Task requirements: Would you please repeat the data that follows, exactly as it reads?

(Component data from apps and pages)
__________
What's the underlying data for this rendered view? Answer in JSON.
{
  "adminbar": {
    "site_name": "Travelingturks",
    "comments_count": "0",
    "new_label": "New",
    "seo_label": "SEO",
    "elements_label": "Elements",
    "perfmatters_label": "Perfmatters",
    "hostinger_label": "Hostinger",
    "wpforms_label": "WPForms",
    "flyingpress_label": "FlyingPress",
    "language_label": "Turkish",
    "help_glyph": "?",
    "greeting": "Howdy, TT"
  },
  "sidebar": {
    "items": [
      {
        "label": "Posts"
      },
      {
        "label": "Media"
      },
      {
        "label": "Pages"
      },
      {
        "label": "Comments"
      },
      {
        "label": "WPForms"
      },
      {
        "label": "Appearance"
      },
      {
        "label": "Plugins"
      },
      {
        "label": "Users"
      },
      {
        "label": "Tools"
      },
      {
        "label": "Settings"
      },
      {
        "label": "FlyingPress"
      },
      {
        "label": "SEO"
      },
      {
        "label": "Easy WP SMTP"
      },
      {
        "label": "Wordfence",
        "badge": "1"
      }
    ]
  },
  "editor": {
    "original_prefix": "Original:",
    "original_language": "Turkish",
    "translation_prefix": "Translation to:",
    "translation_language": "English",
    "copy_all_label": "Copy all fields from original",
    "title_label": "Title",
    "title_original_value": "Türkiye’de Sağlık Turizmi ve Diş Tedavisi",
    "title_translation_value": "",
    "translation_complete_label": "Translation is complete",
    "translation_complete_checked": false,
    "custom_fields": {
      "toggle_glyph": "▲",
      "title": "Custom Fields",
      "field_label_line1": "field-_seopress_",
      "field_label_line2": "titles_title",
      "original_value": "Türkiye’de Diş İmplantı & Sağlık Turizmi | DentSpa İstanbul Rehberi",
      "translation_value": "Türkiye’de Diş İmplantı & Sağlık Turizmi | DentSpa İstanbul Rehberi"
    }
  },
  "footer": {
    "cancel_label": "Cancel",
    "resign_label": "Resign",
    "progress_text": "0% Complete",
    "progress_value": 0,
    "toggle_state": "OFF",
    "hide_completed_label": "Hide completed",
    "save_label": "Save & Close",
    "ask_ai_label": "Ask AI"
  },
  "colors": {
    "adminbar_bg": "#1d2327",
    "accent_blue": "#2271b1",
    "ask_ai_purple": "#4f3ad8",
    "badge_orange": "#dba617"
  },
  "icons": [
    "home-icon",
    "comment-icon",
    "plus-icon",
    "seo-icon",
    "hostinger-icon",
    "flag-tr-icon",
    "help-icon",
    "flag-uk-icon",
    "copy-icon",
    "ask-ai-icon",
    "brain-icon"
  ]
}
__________
Result of the exercise:
What's the underlying data for this rendered view? Answer in JSON.
{
  "adminbar": {
    "site_name": "Travelingturks",
    "comments_count": "0",
    "new_label": "New",
    "seo_label": "SEO",
    "elements_label": "Elements",
    "perfmatters_label": "Perfmatters",
    "hostinger_label": "Hostinger",
    "wpforms_label": "WPForms",
    "flyingpress_label": "FlyingPress",
    "language_label": "Turkish",
    "help_glyph": "?",
    "greeting": "Howdy, TT"
  },
  "sidebar": {
    "items": [
      {
        "label": "Posts"
      },
      {
        "label": "Media"
      },
      {
        "label": "Pages"
      },
      {
        "label": "Comments"
      },
      {
        "label": "WPForms"
      },
      {
        "label": "Appearance"
      },
      {
        "label": "Plugins"
      },
      {
        "label": "Users"
      },
      {
        "label": "Tools"
      },
      {
        "label": "Settings"
      },
      {
        "label": "FlyingPress"
      },
      {
        "label": "SEO"
      },
      {
        "label": "Easy WP SMTP"
      },
      {
        "label": "Wordfence",
        "badge": "1"
      }
    ]
  },
  "editor": {
    "original_prefix": "Original:",
    "original_language": "Turkish",
    "translation_prefix": "Translation to:",
    "translation_language": "English",
    "copy_all_label": "Copy all fields from original",
    "title_label": "Title",
    "title_original_value": "Türkiye’de Sağlık Turizmi ve Diş Tedavisi",
    "title_translation_value": "",
    "translation_complete_label": "Translation is complete",
    "translation_complete_checked": false,
    "custom_fields": {
      "toggle_glyph": "▲",
      "title": "Custom Fields",
      "field_label_line1": "field-_seopress_",
      "field_label_line2": "titles_title",
      "original_value": "Türkiye’de Diş İmplantı & Sağlık Turizmi | DentSpa İstanbul Rehberi",
      "translation_value": "Türkiye’de Diş İmplantı & Sağlık Turizmi | DentSpa İstanbul Rehberi"
    }
  },
  "footer": {
    "cancel_label": "Cancel",
    "resign_label": "Resign",
    "progress_text": "0% Complete",
    "progress_value": 0,
    "toggle_state": "OFF",
    "hide_completed_label": "Hide completed",
    "save_label": "Save & Close",
    "ask_ai_label": "Ask AI"
  },
  "colors": {
    "adminbar_bg": "#1d2327",
    "accent_blue": "#2271b1",
    "ask_ai_purple": "#4f3ad8",
    "badge_orange": "#dba617"
  },
  "icons": [
    "home-icon",
    "comment-icon",
    "plus-icon",
    "seo-icon",
    "hostinger-icon",
    "flag-tr-icon",
    "help-icon",
    "flag-uk-icon",
    "copy-icon",
    "ask-ai-icon",
    "brain-icon"
  ]
}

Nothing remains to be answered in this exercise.